To support this life saving education please register for Strides for Strokes 2017! 100% of proceeds will be donated to the Pediatric Stroke OutreACH Education Program. SFS is extremely family friendly, and if you cannot attend the event you can register as a virtual runner and we will ship the T-shirt to you!
REGISTER FOR SFS 2017 HERE
LEARN MORE ABOUT SFS 2017 HERE
The University of California, San Francisco (UCSF) VIPS (Vascular effects of infection in Pediatric Stroke Study) Team and Bellaflies partnered in 2014 to fight pediatric stroke. Since then we have continued to support their pediatric stroke research and we are excited to tell you about their findings.
Our joint goal was to figure out why strokes happen in children like Bella, and how physicians and researchers can prevent them. Bellaflies’ funding helped them figure out that children with a stroke have an increased risk of having a second stroke, especially if they have diseased arteries to the brain. They also discovered with the pediatric stroke research grant that inflammation plays a role in the progression of the arterial disease in children with stroke, and increases the risk of a second stroke.
The second study we funded at UCSF helped them figure out that herpes viruses (the cause of chicken pox and cold sores) are an important trigger for pediatric stroke even if the infection is not presenting with symptoms. The most recent study we funded focused on stroke in the very young. They found that children who are very young are less likely to have a headache at the time of the stroke, but more likely to have seizures. The very young are more likely to have strokes from blood clots in the heart, but can still have diseased arteries to the brain. This research is just the beginning!
This team of Vascular effects of Infection in Pediatric Stroke (VIPS) researchers is made up of data from 355 children who have had a stroke from 37 different hospitals, 5 continents, 9 countries around the globe who are all united in stopping pediatric strokes!
We are thrilled to announce that our 2013 donation to Arkansas Children’s Hospital was extremely successful!
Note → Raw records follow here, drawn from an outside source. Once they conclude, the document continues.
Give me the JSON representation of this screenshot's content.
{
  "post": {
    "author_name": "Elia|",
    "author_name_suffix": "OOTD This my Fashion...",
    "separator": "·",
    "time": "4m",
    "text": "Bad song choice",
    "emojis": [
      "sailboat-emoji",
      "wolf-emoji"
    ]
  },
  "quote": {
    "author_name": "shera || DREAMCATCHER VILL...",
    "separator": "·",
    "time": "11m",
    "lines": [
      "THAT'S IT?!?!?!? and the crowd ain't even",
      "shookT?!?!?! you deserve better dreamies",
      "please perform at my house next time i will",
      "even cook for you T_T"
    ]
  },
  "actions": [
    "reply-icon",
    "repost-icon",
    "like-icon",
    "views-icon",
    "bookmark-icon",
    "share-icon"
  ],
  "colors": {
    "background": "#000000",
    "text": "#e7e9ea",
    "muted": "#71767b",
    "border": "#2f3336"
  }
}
As a direct result of your support, ACH is now able to detect a whole new genus of viruses, called parechoviruses. We can’t stress how important the impact of this work is. Prior to this grant, this virus was previously undetectable at ACH. Now that they are able to identify this genus of viruses, doctors and researchers will be able to report on the these viruses for the entire state of Arkansas and the surrounding region, contributing to an even greater understanding of these issues at a national level. Dr. Romero, Chief, Pediatric Infectious Diseases and Director, Clinical Trial Research , says he plans to use this data to improve long-term outcomes in children. We could not be more pleased with the direction that he is taking with this exciting new testing!
Here is a little bit about what a parechovirus or human parechovirus (HPeV) is. HPeV is divided into 2 species, A and B, and A consists of 16 different types. HPeV infections are a frequent cause of infection in childhood. The clinical presentation is diverse, and varies from mild gastrointestinal infections to more severe diseases like meningitis and sepsis leading to mortality.
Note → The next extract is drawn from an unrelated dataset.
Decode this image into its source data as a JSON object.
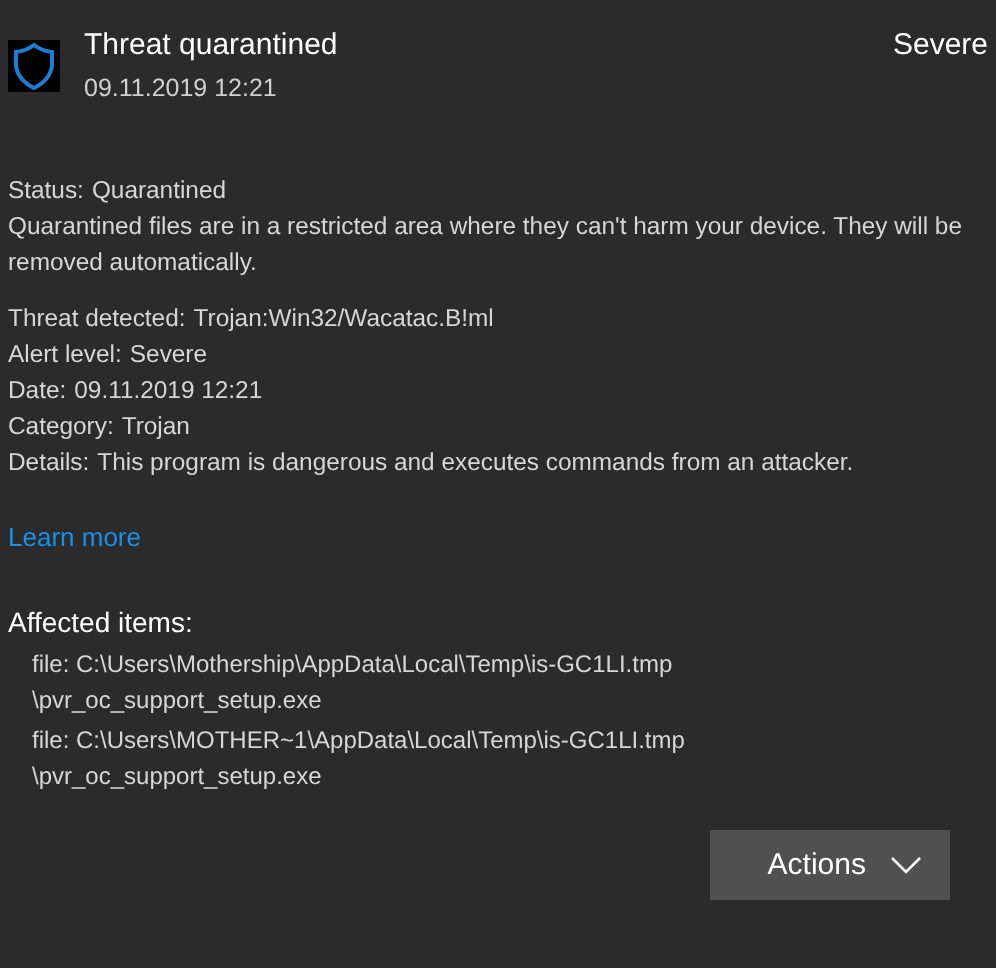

Cerebrospinal fluid, blood and feces have the highest sensitivity for detecting HPeV. After a primary HPeV infection, there is still a possibility of viral shedding in the feces and respiratory system for several weeks. Although, HPeV is a frequent cause of serious infection in children, there are limited tools available to fight these viruses. There is no treatment for HPeV infections, and little is known about the long-term prognosis of HPeV infections. (Information is from the National Institutes of Health)
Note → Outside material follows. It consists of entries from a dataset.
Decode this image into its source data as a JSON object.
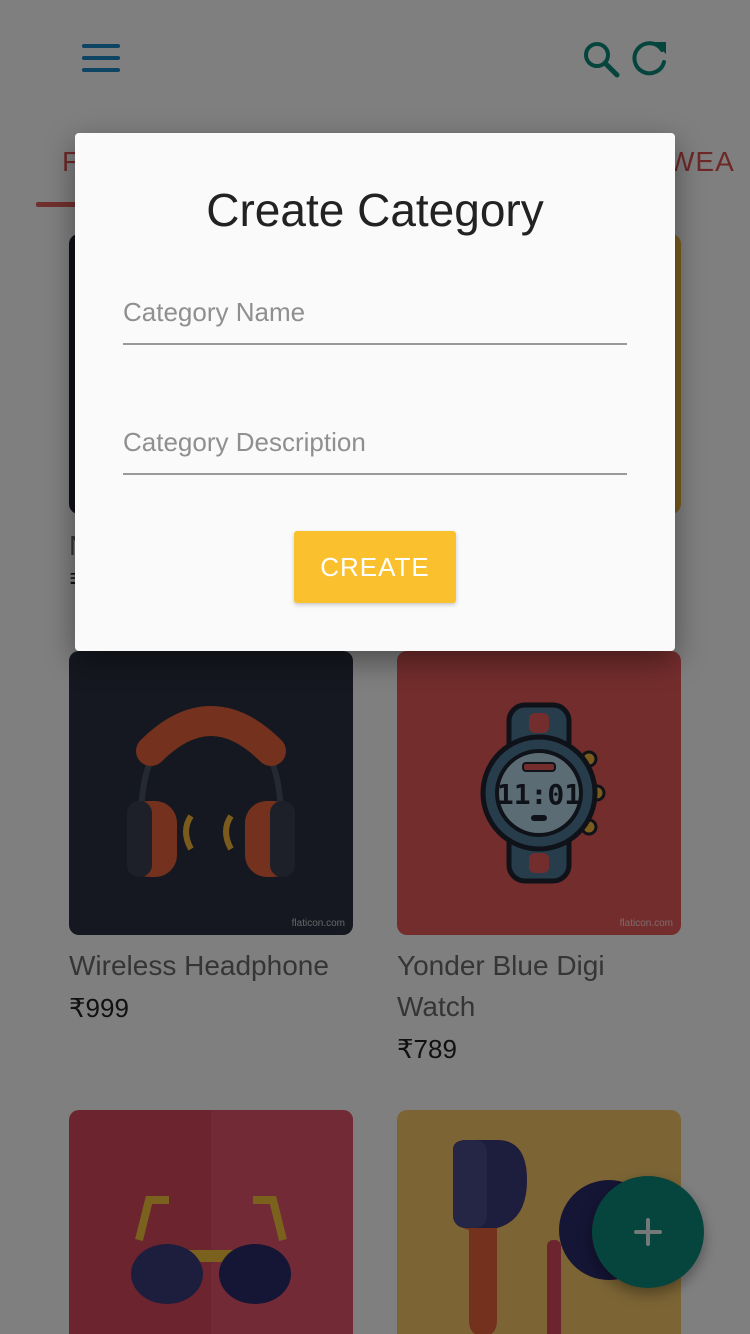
{
  "appbar": {
    "menu_icon": "menu-icon",
    "search_icon": "search-icon",
    "refresh_icon": "refresh-icon"
  },
  "tabs": {
    "left_partial": "F",
    "right_partial": "WEA"
  },
  "colors": {
    "primary": "#1a86c7",
    "accent": "#fbc02d",
    "fab": "#0a8a7a",
    "tab_text": "#d9534f"
  },
  "top_row": {
    "name_fragment": "N",
    "price_fragment": "₹"
  },
  "products": [
    {
      "name": "Wireless Headphone",
      "price": "₹999",
      "watermark": "flaticon.com",
      "icon": "headphone-image"
    },
    {
      "name": "Yonder Blue Digi Watch",
      "price": "₹789",
      "watermark": "flaticon.com",
      "icon": "watch-image",
      "watch_time": "11:01"
    },
    {
      "name": "",
      "price": "",
      "icon": "sunglasses-image"
    },
    {
      "name": "",
      "price": "",
      "icon": "earbud-image"
    }
  ],
  "fab": {
    "icon": "plus-icon"
  },
  "dialog": {
    "title": "Create Category",
    "name_placeholder": "Category Name",
    "description_placeholder": "Category Description",
    "create_label": "CREATE"
  }
}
If you have supported The Bellaflies Foundation this victory is yours! Your dedication to Making a Positive is improving and saving lives, and that is what Bella’s foundation is all about!